───── Records shown ─────
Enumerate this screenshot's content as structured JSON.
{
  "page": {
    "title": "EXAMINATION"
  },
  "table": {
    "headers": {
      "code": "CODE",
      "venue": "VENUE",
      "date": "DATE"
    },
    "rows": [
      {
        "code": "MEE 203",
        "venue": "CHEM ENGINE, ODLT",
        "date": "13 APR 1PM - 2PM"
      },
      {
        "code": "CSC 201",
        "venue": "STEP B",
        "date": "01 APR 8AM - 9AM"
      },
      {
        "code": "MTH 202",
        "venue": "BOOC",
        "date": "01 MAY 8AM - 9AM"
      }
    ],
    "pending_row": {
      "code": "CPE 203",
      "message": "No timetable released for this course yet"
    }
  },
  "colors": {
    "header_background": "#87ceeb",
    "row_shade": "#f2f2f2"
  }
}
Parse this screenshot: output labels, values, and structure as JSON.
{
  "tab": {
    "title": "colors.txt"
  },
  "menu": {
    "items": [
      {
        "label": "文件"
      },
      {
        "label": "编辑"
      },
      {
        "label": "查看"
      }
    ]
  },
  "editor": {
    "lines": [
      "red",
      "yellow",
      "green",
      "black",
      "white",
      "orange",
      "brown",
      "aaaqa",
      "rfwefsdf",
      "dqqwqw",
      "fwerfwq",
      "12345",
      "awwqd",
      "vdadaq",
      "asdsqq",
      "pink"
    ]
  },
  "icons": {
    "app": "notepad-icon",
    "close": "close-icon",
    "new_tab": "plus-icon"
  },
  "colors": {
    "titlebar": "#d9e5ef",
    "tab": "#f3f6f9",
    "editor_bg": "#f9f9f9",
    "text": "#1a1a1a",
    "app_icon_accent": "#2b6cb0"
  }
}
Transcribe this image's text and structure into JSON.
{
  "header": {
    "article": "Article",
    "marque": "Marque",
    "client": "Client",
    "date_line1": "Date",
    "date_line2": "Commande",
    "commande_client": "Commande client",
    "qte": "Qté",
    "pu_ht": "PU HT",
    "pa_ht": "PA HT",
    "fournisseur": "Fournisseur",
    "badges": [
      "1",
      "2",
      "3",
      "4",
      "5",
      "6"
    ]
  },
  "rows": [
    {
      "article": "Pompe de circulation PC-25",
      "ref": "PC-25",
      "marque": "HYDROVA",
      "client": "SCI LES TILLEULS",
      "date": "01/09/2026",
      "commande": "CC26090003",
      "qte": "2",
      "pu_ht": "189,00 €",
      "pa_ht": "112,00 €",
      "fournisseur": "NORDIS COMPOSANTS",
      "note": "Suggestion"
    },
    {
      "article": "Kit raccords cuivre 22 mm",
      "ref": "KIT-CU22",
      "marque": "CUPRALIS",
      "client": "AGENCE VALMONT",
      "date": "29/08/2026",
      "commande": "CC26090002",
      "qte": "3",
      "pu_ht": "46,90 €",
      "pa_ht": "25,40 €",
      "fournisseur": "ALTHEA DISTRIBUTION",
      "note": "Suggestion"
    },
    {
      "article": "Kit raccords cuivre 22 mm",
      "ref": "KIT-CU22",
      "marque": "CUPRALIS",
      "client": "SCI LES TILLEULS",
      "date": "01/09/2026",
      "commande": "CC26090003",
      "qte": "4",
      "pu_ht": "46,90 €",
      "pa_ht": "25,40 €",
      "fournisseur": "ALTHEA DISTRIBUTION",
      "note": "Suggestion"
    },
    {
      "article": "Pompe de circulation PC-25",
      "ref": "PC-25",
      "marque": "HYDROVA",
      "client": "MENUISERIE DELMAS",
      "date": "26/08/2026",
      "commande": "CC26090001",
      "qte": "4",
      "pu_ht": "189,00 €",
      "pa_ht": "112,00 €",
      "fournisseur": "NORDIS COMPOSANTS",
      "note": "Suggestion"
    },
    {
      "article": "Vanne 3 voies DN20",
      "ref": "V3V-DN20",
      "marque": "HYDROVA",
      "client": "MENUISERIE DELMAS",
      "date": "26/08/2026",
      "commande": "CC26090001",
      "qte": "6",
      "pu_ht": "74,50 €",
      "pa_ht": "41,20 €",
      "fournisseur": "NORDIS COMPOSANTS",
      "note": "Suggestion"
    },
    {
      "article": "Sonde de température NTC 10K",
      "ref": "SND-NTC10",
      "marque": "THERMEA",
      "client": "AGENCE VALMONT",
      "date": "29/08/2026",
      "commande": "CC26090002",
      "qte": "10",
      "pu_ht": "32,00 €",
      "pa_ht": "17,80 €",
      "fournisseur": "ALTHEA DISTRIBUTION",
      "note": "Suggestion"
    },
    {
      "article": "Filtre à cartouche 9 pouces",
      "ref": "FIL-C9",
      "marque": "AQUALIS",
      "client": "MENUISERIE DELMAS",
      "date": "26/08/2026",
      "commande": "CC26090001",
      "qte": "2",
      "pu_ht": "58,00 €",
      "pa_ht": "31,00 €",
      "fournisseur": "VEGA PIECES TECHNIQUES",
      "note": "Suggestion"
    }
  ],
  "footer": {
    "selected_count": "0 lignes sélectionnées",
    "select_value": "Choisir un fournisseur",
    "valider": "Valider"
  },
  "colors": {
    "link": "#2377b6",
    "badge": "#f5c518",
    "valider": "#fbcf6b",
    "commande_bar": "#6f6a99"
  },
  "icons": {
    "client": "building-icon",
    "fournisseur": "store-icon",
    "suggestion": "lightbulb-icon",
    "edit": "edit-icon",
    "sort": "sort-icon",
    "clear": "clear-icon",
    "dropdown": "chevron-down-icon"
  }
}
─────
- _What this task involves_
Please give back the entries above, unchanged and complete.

- _Output_
Enumerate this screenshot's content as structured JSON.
{
  "page": {
    "title": "EXAMINATION"
  },
  "table": {
    "headers": {
      "code": "CODE",
      "venue": "VENUE",
      "date": "DATE"
    },
    "rows": [
      {
        "code": "MEE 203",
        "venue": "CHEM ENGINE, ODLT",
        "date": "13 APR 1PM - 2PM"
      },
      {
        "code": "CSC 201",
        "venue": "STEP B",
        "date": "01 APR 8AM - 9AM"
      },
      {
        "code": "MTH 202",
        "venue": "BOOC",
        "date": "01 MAY 8AM - 9AM"
      }
    ],
    "pending_row": {
      "code": "CPE 203",
      "message": "No timetable released for this course yet"
    }
  },
  "colors": {
    "header_background": "#87ceeb",
    "row_shade": "#f2f2f2"
  }
}
Parse this screenshot: output labels, values, and structure as JSON.
{
  "tab": {
    "title": "colors.txt"
  },
  "menu": {
    "items": [
      {
        "label": "文件"
      },
      {
        "label": "编辑"
      },
      {
        "label": "查看"
      }
    ]
  },
  "editor": {
    "lines": [
      "red",
      "yellow",
      "green",
      "black",
      "white",
      "orange",
      "brown",
      "aaaqa",
      "rfwefsdf",
      "dqqwqw",
      "fwerfwq",
      "12345",
      "awwqd",
      "vdadaq",
      "asdsqq",
      "pink"
    ]
  },
  "icons": {
    "app": "notepad-icon",
    "close": "close-icon",
    "new_tab": "plus-icon"
  },
  "colors": {
    "titlebar": "#d9e5ef",
    "tab": "#f3f6f9",
    "editor_bg": "#f9f9f9",
    "text": "#1a1a1a",
    "app_icon_accent": "#2b6cb0"
  }
}
Transcribe this image's text and structure into JSON.
{
  "header": {
    "article": "Article",
    "marque": "Marque",
    "client": "Client",
    "date_line1": "Date",
    "date_line2": "Commande",
    "commande_client": "Commande client",
    "qte": "Qté",
    "pu_ht": "PU HT",
    "pa_ht": "PA HT",
    "fournisseur": "Fournisseur",
    "badges": [
      "1",
      "2",
      "3",
      "4",
      "5",
      "6"
    ]
  },
  "rows": [
    {
      "article": "Pompe de circulation PC-25",
      "ref": "PC-25",
      "marque": "HYDROVA",
      "client": "SCI LES TILLEULS",
      "date": "01/09/2026",
      "commande": "CC26090003",
      "qte": "2",
      "pu_ht": "189,00 €",
      "pa_ht": "112,00 €",
      "fournisseur": "NORDIS COMPOSANTS",
      "note": "Suggestion"
    },
    {
      "article": "Kit raccords cuivre 22 mm",
      "ref": "KIT-CU22",
      "marque": "CUPRALIS",
      "client": "AGENCE VALMONT",
      "date": "29/08/2026",
      "commande": "CC26090002",
      "qte": "3",
      "pu_ht": "46,90 €",
      "pa_ht": "25,40 €",
      "fournisseur": "ALTHEA DISTRIBUTION",
      "note": "Suggestion"
    },
    {
      "article": "Kit raccords cuivre 22 mm",
      "ref": "KIT-CU22",
      "marque": "CUPRALIS",
      "client": "SCI LES TILLEULS",
      "date": "01/09/2026",
      "commande": "CC26090003",
      "qte": "4",
      "pu_ht": "46,90 €",
      "pa_ht": "25,40 €",
      "fournisseur": "ALTHEA DISTRIBUTION",
      "note": "Suggestion"
    },
    {
      "article": "Pompe de circulation PC-25",
      "ref": "PC-25",
      "marque": "HYDROVA",
      "client": "MENUISERIE DELMAS",
      "date": "26/08/2026",
      "commande": "CC26090001",
      "qte": "4",
      "pu_ht": "189,00 €",
      "pa_ht": "112,00 €",
      "fournisseur": "NORDIS COMPOSANTS",
      "note": "Suggestion"
    },
    {
      "article": "Vanne 3 voies DN20",
      "ref": "V3V-DN20",
      "marque": "HYDROVA",
      "client": "MENUISERIE DELMAS",
      "date": "26/08/2026",
      "commande": "CC26090001",
      "qte": "6",
      "pu_ht": "74,50 €",
      "pa_ht": "41,20 €",
      "fournisseur": "NORDIS COMPOSANTS",
      "note": "Suggestion"
    },
    {
      "article": "Sonde de température NTC 10K",
      "ref": "SND-NTC10",
      "marque": "THERMEA",
      "client": "AGENCE VALMONT",
      "date": "29/08/2026",
      "commande": "CC26090002",
      "qte": "10",
      "pu_ht": "32,00 €",
      "pa_ht": "17,80 €",
      "fournisseur": "ALTHEA DISTRIBUTION",
      "note": "Suggestion"
    },
    {
      "article": "Filtre à cartouche 9 pouces",
      "ref": "FIL-C9",
      "marque": "AQUALIS",
      "client": "MENUISERIE DELMAS",
      "date": "26/08/2026",
      "commande": "CC26090001",
      "qte": "2",
      "pu_ht": "58,00 €",
      "pa_ht": "31,00 €",
      "fournisseur": "VEGA PIECES TECHNIQUES",
      "note": "Suggestion"
    }
  ],
  "footer": {
    "selected_count": "0 lignes sélectionnées",
    "select_value": "Choisir un fournisseur",
    "valider": "Valider"
  },
  "colors": {
    "link": "#2377b6",
    "badge": "#f5c518",
    "valider": "#fbcf6b",
    "commande_bar": "#6f6a99"
  },
  "icons": {
    "client": "building-icon",
    "fournisseur": "store-icon",
    "suggestion": "lightbulb-icon",
    "edit": "edit-icon",
    "sort": "sort-icon",
    "clear": "clear-icon",
    "dropdown": "chevron-down-icon"
  }
}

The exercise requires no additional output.